# STORED DATA
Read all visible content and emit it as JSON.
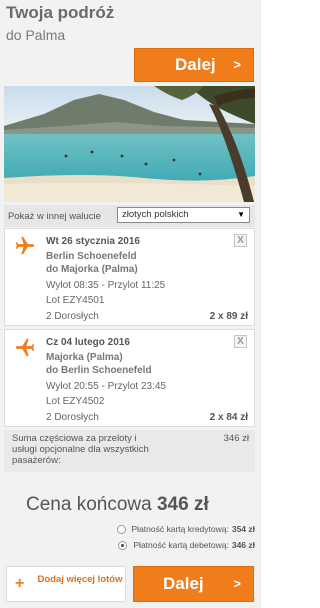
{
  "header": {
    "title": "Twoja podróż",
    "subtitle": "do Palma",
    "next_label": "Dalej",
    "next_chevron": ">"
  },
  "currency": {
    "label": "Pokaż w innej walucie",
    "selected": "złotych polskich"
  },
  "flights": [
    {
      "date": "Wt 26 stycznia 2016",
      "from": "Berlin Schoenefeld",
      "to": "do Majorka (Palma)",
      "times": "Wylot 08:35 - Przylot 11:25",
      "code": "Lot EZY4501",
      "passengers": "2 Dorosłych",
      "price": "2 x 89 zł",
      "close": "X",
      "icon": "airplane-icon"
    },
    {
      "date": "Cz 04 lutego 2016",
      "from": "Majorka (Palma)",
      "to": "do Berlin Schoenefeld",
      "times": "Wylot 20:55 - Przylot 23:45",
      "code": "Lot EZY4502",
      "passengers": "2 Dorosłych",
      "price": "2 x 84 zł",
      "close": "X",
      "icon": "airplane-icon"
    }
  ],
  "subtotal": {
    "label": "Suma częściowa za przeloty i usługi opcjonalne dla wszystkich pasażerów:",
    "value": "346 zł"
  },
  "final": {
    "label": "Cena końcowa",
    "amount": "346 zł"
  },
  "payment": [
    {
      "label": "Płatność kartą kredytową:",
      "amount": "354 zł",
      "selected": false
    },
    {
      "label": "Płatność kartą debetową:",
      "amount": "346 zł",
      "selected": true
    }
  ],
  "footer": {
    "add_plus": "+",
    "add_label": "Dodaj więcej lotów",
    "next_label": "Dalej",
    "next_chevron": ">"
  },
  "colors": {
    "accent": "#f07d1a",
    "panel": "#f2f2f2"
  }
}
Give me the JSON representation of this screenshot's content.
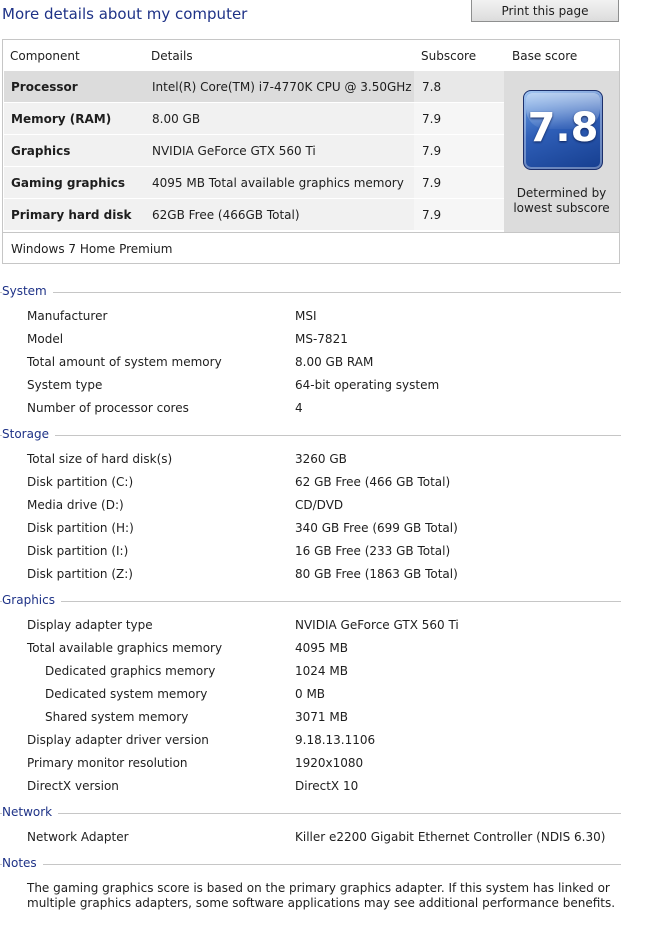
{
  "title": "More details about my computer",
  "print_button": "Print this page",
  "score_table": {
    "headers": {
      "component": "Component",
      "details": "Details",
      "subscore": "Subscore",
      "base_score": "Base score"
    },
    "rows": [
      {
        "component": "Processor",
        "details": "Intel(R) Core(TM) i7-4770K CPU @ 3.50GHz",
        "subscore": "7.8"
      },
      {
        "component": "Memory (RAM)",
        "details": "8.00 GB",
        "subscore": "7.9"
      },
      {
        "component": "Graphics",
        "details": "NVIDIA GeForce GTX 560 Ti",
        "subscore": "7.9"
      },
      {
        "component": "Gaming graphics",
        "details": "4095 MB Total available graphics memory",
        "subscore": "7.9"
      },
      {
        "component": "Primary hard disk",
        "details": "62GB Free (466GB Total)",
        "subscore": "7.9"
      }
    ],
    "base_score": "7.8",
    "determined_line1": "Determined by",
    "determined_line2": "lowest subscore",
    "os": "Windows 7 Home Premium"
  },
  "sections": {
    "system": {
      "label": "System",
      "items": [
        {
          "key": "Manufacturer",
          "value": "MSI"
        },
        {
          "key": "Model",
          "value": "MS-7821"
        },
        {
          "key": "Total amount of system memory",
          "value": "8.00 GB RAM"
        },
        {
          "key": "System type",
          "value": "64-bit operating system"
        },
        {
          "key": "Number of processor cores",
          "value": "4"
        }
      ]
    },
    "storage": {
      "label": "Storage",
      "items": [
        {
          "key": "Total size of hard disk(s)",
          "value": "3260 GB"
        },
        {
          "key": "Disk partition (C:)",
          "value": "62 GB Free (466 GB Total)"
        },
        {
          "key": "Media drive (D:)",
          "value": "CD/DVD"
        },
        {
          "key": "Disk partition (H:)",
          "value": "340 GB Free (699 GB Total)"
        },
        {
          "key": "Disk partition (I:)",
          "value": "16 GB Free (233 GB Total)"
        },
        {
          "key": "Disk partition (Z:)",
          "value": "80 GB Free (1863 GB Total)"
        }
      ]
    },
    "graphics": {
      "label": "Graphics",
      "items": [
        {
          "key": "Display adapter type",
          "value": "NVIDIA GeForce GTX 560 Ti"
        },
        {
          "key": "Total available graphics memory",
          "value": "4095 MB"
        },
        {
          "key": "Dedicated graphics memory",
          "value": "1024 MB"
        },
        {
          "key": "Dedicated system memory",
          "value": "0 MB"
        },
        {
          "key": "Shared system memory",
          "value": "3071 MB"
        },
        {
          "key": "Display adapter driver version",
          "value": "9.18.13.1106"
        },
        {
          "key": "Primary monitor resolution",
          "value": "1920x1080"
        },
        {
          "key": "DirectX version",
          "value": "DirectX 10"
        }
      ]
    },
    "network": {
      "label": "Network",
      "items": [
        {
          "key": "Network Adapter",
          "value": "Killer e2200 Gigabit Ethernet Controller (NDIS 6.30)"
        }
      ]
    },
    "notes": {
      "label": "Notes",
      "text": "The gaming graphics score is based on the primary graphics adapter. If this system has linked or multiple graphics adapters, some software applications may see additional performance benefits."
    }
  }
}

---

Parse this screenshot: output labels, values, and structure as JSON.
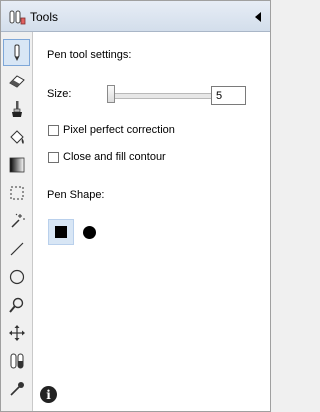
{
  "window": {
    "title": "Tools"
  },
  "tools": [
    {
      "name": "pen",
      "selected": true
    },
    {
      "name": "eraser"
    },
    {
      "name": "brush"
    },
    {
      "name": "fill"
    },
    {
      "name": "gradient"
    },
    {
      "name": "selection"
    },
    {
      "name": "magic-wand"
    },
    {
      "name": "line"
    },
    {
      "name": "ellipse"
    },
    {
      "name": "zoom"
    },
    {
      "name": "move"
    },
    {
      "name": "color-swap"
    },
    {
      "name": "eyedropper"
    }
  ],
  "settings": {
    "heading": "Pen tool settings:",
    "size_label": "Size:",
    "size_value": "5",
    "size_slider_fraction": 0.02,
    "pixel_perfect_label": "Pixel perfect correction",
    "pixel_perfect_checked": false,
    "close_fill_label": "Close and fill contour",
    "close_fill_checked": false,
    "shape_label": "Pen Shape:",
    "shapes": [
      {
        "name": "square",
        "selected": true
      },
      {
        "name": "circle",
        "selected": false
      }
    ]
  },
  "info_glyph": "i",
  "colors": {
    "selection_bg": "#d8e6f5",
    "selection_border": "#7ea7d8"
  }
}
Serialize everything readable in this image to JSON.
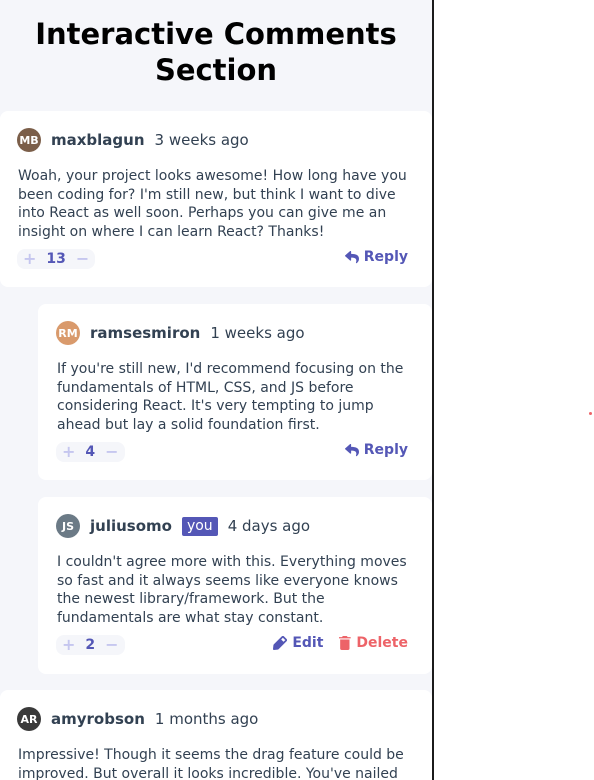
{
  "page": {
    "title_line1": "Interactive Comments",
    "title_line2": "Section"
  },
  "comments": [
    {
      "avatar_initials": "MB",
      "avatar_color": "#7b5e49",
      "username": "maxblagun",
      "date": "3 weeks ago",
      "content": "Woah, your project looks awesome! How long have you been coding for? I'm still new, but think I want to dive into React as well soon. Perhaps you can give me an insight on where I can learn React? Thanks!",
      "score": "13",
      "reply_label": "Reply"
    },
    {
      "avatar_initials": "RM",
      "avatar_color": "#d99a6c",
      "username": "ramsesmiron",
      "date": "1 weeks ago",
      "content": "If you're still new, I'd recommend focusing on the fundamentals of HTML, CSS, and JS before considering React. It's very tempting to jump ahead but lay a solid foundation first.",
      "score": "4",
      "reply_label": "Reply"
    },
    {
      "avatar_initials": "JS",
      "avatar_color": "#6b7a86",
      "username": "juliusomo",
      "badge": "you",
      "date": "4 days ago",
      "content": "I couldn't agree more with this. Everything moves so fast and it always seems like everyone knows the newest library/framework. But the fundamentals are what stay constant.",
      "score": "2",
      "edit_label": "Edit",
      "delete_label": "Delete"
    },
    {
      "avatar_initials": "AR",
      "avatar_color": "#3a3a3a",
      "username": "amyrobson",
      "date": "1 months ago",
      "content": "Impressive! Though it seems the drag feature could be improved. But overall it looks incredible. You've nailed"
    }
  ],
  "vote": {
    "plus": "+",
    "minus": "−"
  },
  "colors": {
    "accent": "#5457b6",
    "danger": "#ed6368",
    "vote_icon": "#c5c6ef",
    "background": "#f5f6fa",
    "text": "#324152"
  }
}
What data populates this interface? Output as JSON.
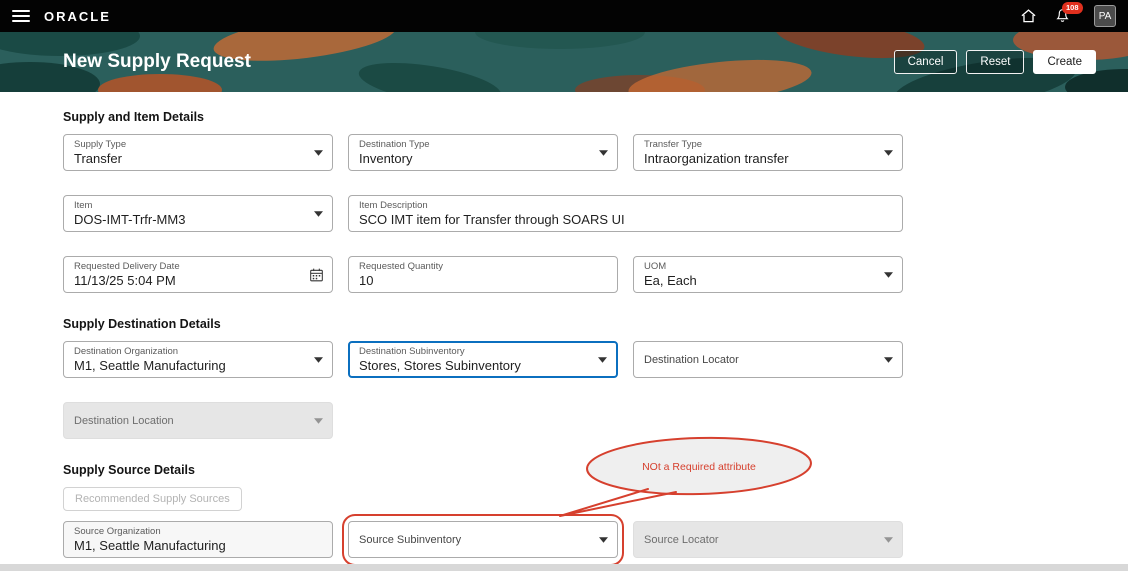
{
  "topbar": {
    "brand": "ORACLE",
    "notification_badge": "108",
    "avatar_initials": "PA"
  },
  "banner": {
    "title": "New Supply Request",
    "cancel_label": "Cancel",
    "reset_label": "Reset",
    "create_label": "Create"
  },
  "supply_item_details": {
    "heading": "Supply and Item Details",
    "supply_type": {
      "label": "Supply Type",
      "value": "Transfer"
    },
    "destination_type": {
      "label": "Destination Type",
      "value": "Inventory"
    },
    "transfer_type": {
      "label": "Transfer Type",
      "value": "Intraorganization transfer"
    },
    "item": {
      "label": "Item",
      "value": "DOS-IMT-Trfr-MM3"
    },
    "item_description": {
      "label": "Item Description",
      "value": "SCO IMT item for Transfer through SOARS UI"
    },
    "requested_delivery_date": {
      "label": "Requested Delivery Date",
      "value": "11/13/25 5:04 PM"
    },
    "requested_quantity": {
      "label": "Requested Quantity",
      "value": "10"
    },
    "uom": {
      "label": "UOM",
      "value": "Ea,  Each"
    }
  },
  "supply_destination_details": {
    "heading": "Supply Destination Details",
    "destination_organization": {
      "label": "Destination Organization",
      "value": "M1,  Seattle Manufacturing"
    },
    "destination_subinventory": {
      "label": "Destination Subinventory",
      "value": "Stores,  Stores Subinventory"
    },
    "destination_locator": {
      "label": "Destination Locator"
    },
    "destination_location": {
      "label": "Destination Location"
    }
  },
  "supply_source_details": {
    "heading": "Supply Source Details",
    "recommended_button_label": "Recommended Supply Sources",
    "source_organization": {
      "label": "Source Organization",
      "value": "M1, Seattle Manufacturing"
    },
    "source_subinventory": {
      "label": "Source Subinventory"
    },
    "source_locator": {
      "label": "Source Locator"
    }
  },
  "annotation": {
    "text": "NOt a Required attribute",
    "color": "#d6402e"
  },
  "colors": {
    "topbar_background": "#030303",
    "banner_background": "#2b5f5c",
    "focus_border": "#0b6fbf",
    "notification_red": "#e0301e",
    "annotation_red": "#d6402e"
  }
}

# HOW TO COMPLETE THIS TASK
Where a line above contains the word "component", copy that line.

# TASK OUTPUT
      "component": "Component",
        "component": "Processor",
        "component": "Memory (RAM)",
        "component": "Graphics",
        "component": "Gaming graphics",
        "component": "Primary hard disk",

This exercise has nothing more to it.